No can do, boss. I have a troll allergy. I will do the math to compare these steam plants, Otto cycle DF engines, and diesel cycle DF engines based on that number, though.
According to hy-Bon.com 50'000 SCF of natural gas is 2636.4 lbs. That number works out to about 242 g/kwh for this googled up steam power plant.
According to this guy, an Otto cycle duel fuel engine can average 25% less than a sea-going natural gas steam plant. If we assume that a seagoing steam plant does as well as a shore-based steam plant, then we can guess that the Otto cycle DF engine gives us a kwh for every 182 grams of natural gas. That same guy also says that the diesel cycle DF engine can average 50% less than its sea-going steam equivalent, which is something like 121 g/kwh.
The promo material says that the most fuel gas wasted up the stack by the diesel cycle DF is 0.2 g/kwh, which is 1.7 % of the 121 g that was put in. But usually so much less as to be "undetectable." It also says that the Otto cycle DF engine slips 5-10% of its fuel, which would be 9-18 g/kwh. Steamer, you say that a land-based natural gas steam genny slips 1000 g/1000000 SCF. When I do the conversation assuming that it is using 242 g/kwh, it only slips 0.01 g/kwh, which is 0.04% of the fuel.

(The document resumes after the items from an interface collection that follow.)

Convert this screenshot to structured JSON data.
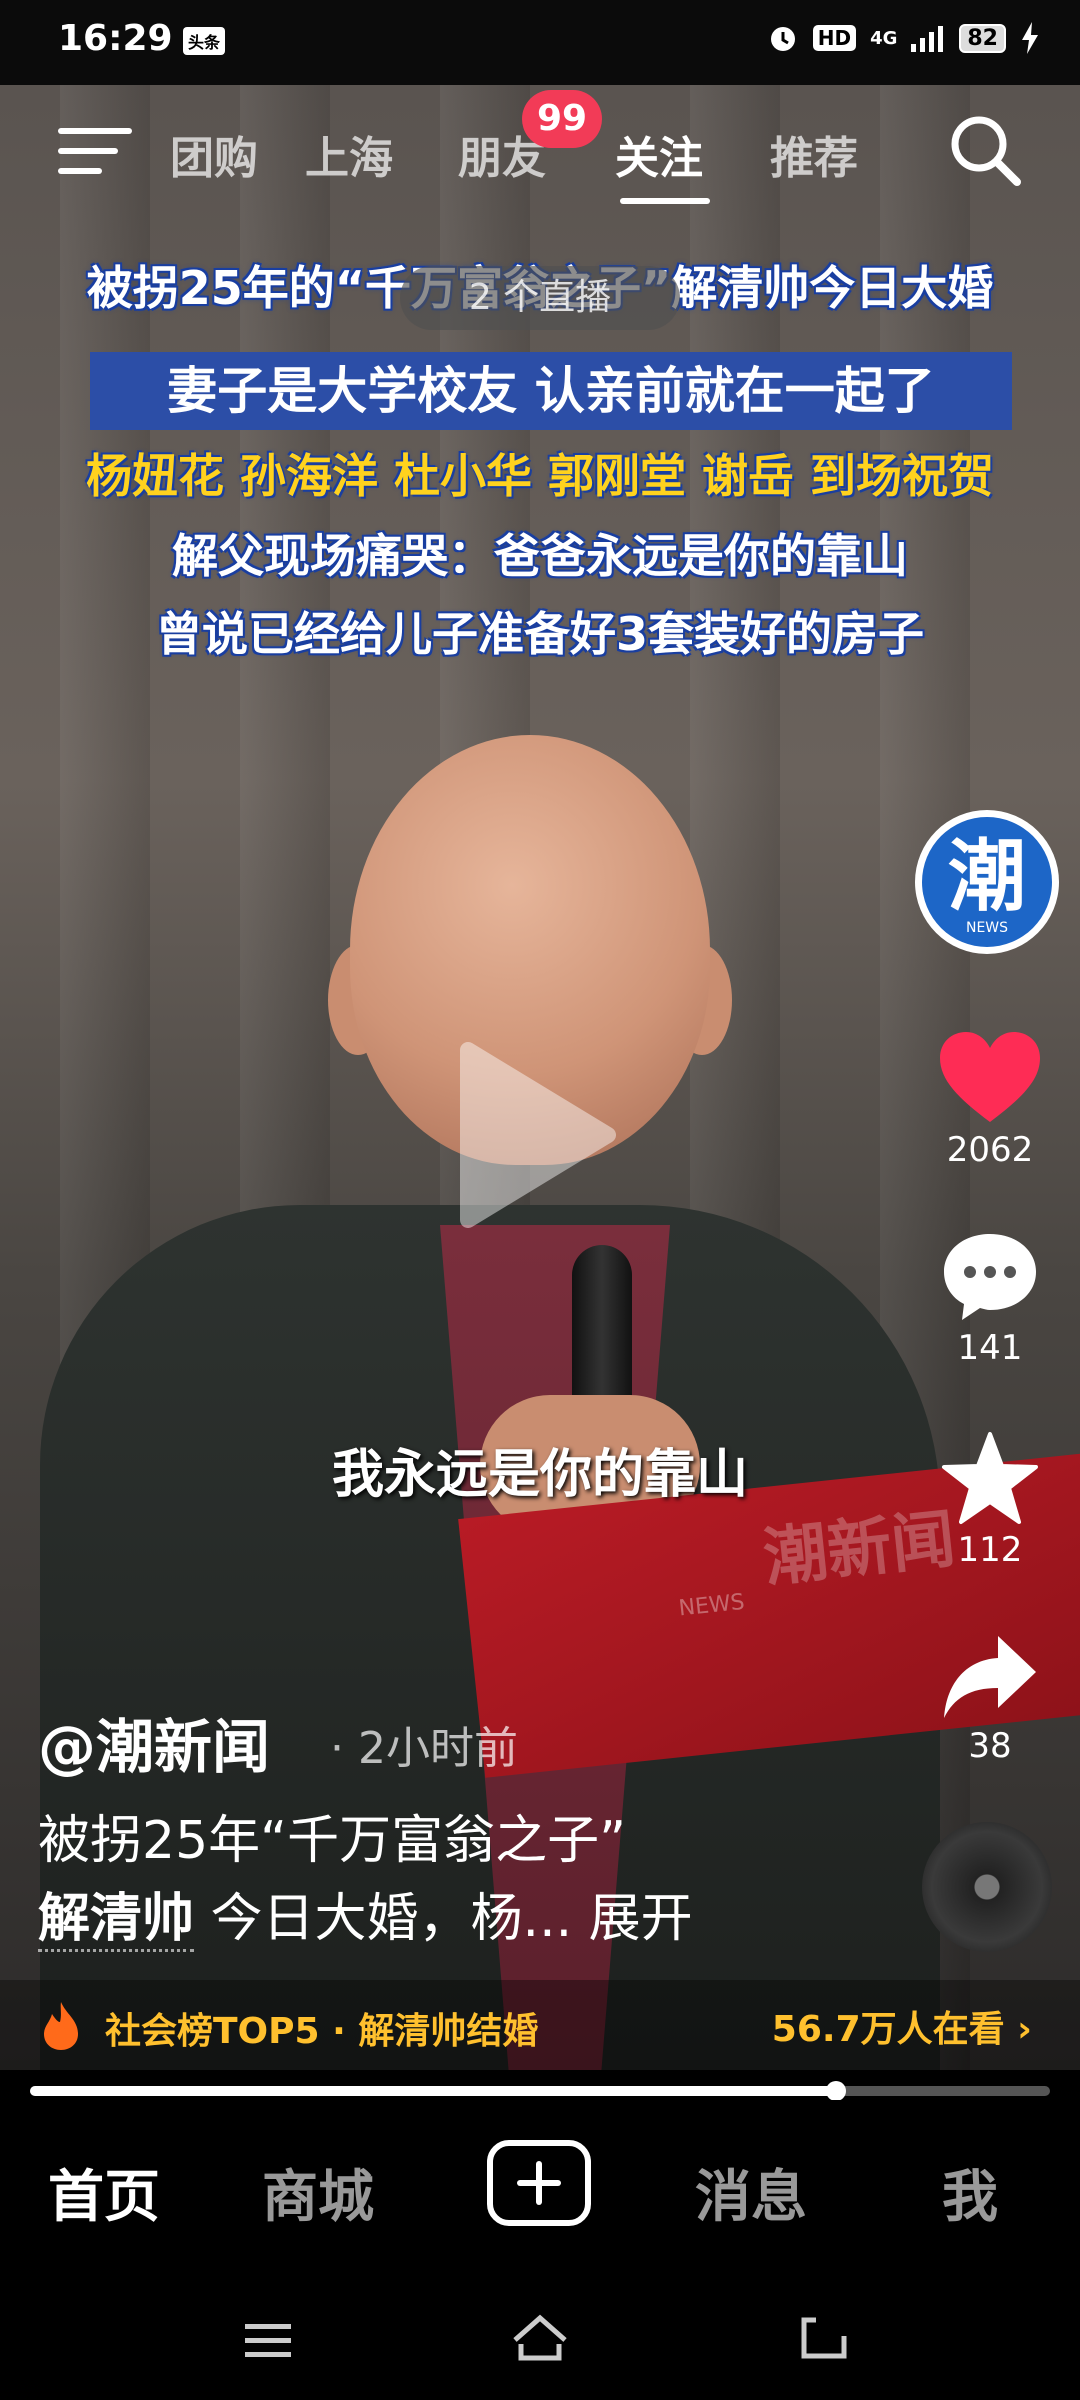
{
  "status_bar": {
    "time": "16:29",
    "app_badge": "头条",
    "hd": "HD",
    "network": "4G",
    "battery": "82"
  },
  "top_nav": {
    "tabs": [
      {
        "label": "团购"
      },
      {
        "label": "上海"
      },
      {
        "label": "朋友"
      },
      {
        "label": "关注"
      },
      {
        "label": "推荐"
      }
    ],
    "active_tab": "关注",
    "friends_badge": "99"
  },
  "video": {
    "live_pill": "2 个直播",
    "headline_1": "被拐25年的“千万富翁之子”解清帅今日大婚",
    "headline_2": "妻子是大学校友 认亲前就在一起了",
    "headline_3": "杨妞花 孙海洋 杜小华 郭刚堂 谢岳 到场祝贺",
    "headline_4": "解父现场痛哭：爸爸永远是你的靠山",
    "headline_5": "曾说已经给儿子准备好3套装好的房子",
    "subtitle": "我永远是你的靠山",
    "watermark": "潮新闻",
    "watermark_sub": "NEWS"
  },
  "side_rail": {
    "avatar_char": "潮",
    "avatar_sub": "NEWS",
    "likes": "2062",
    "comments": "141",
    "favorites": "112",
    "shares": "38"
  },
  "post": {
    "author": "@潮新闻",
    "time_ago": "2小时前",
    "caption_line1": "被拐25年“千万富翁之子”",
    "caption_bold": "解清帅",
    "caption_line2": "今日大婚，杨... 展开"
  },
  "trend": {
    "label": "社会榜TOP5 · 解清帅结婚",
    "watching": "56.7万人在看 ›"
  },
  "playback": {
    "progress": 0.79
  },
  "bottom_nav": {
    "home": "首页",
    "mall": "商城",
    "messages": "消息",
    "me": "我"
  },
  "colors": {
    "badge_red": "#f23b57",
    "like_red": "#fe2c55",
    "trend_gold": "#ffc02e",
    "headline_blue": "#2c4ea7"
  }
}
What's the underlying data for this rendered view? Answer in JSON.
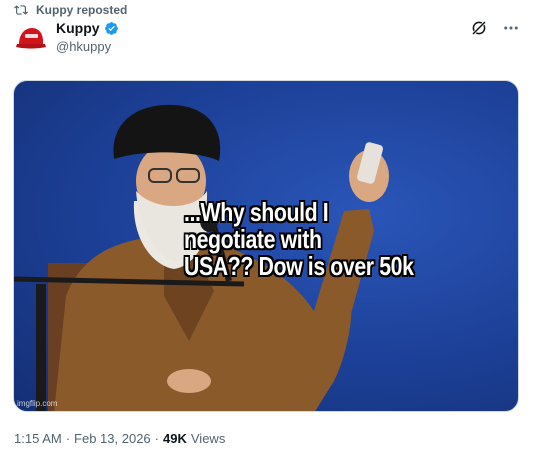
{
  "repost": {
    "label": "Kuppy reposted",
    "icon": "repost-icon"
  },
  "author": {
    "name": "Kuppy",
    "handle": "@hkuppy",
    "verified": true,
    "verified_color": "#1d9bf0"
  },
  "actions": {
    "grok_icon": "grok-icon",
    "more_icon": "more-icon"
  },
  "media": {
    "meme_lines": [
      "...Why should I",
      "negotiate with",
      "USA?? Dow is over 50k"
    ],
    "watermark": "imgflip.com"
  },
  "meta": {
    "time": "1:15 AM",
    "sep1": "·",
    "date": "Feb 13, 2026",
    "sep2": "·",
    "views_count": "49K",
    "views_label": "Views"
  },
  "colors": {
    "secondary_text": "#536471",
    "primary_text": "#0f1419",
    "media_blue": "#1c3f96"
  }
}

That's an interesting result. The steam plant uses twice the fuel for each unit of power, but puts out only 1% as many CH4s. It must put out about twice the CO2, though. But CO2 is way better for your global warming contribution report than CH4. I guess if you want to save money on fuel, you choose a diesel cycle DF engine and if you want to report a low global warming number you choose a steam plant. Although, presumably the ME-GIs that are used for onshore power generation nearly always operate in the optimal "undetectable" slip condition, so maybe it's the all-around optimum.
Do my numbers look reasonable to you guys?
Btw, the ships mentioned in the OP are using this ME-GI engine.